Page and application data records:
- Opening Delimiter -
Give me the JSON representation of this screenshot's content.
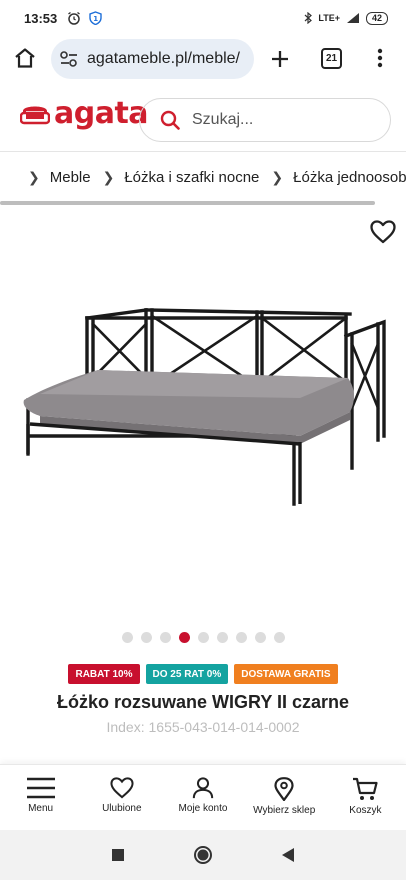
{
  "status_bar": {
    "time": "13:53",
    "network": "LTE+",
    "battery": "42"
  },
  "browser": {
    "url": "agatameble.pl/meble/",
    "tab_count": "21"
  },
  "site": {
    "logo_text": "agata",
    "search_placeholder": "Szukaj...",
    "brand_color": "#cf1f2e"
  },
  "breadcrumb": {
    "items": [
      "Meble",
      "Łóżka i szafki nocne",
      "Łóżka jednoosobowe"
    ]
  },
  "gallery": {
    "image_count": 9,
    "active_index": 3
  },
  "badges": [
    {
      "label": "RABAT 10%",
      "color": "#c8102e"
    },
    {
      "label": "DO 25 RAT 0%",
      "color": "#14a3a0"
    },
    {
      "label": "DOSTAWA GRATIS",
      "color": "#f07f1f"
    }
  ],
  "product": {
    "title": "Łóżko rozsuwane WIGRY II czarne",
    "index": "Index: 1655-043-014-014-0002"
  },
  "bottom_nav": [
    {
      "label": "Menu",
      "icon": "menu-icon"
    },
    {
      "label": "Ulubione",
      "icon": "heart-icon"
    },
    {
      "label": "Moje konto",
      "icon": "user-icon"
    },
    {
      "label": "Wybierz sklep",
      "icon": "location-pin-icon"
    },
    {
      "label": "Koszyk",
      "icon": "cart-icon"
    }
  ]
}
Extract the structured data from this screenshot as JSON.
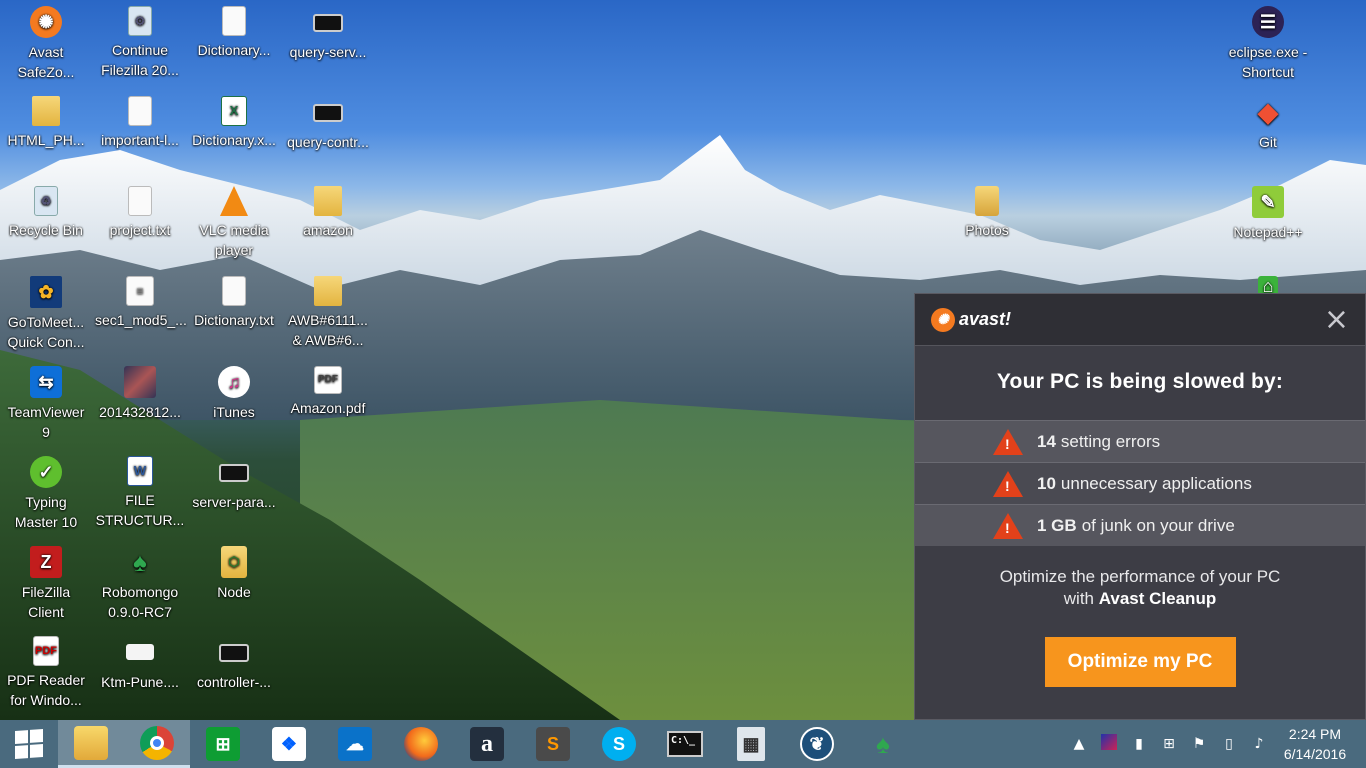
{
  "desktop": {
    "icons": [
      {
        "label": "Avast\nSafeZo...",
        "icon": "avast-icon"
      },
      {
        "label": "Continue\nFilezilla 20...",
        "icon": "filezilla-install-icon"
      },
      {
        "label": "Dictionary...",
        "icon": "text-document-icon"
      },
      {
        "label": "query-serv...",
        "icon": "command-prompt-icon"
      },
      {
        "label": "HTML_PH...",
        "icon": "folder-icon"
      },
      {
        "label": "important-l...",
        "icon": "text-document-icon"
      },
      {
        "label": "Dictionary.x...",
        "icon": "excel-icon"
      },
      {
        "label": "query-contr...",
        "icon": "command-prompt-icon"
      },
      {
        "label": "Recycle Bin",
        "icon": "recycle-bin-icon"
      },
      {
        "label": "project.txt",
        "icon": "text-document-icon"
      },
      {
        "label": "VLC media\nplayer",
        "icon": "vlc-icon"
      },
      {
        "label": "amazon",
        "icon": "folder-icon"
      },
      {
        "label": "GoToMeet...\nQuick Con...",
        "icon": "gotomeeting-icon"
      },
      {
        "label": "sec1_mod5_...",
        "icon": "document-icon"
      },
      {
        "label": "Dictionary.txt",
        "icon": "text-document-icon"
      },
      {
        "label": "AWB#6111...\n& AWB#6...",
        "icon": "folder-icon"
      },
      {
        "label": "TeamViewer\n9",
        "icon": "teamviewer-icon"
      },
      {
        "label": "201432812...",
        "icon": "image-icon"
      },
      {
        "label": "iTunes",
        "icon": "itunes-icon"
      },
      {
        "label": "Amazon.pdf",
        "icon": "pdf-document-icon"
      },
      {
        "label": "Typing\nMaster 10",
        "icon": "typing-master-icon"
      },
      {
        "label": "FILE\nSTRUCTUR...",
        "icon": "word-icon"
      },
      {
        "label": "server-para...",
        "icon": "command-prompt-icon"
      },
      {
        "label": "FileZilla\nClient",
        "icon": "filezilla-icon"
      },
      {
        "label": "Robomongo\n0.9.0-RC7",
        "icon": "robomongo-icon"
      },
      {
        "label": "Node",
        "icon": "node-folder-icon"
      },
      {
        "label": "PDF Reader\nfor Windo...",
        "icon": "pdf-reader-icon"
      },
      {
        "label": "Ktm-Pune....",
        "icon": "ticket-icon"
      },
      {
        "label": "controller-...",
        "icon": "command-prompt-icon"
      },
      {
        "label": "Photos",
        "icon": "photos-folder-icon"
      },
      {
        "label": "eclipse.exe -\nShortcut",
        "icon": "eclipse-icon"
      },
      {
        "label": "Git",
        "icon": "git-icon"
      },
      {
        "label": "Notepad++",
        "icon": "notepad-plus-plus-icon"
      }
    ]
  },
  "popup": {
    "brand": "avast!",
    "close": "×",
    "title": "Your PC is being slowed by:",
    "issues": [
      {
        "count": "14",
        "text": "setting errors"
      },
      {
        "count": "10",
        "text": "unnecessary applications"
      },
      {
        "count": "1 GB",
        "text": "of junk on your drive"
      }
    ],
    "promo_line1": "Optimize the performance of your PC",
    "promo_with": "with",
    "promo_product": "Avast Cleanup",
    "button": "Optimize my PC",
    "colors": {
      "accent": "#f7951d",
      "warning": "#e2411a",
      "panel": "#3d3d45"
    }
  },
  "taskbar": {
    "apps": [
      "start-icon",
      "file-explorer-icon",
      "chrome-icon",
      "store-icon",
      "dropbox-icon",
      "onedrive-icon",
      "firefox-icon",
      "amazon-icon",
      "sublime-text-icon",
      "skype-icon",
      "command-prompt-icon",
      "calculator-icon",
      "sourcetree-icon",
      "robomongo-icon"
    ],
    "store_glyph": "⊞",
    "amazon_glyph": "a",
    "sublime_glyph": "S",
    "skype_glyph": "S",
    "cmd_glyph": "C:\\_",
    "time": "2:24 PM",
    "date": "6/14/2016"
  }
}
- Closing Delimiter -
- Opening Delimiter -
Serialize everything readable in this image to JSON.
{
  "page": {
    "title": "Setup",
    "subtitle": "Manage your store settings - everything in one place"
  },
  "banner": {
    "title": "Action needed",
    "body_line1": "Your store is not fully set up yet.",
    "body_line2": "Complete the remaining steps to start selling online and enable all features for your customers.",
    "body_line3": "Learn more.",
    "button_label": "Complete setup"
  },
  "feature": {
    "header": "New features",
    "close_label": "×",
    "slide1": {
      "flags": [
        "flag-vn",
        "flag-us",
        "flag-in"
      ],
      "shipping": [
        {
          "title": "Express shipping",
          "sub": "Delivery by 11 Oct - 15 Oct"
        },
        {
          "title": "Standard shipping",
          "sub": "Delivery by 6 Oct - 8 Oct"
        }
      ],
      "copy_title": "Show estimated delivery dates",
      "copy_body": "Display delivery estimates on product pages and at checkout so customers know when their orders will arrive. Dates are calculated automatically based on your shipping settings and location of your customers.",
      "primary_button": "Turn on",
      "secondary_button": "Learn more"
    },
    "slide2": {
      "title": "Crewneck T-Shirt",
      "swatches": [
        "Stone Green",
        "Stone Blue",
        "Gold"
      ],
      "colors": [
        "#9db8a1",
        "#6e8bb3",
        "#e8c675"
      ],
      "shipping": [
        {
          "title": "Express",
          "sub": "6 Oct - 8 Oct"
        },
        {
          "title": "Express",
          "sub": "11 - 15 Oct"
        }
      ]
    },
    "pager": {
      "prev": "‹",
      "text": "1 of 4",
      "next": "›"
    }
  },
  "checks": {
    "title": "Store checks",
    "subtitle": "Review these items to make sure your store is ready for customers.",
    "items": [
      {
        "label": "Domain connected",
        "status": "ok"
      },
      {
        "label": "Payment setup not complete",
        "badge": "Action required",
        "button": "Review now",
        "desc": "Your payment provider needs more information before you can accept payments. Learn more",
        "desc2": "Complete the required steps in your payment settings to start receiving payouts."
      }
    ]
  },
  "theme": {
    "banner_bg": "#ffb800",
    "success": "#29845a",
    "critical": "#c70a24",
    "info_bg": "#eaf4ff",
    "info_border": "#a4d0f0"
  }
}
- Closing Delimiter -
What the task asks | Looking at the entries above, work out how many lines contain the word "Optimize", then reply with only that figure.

Solution below | 2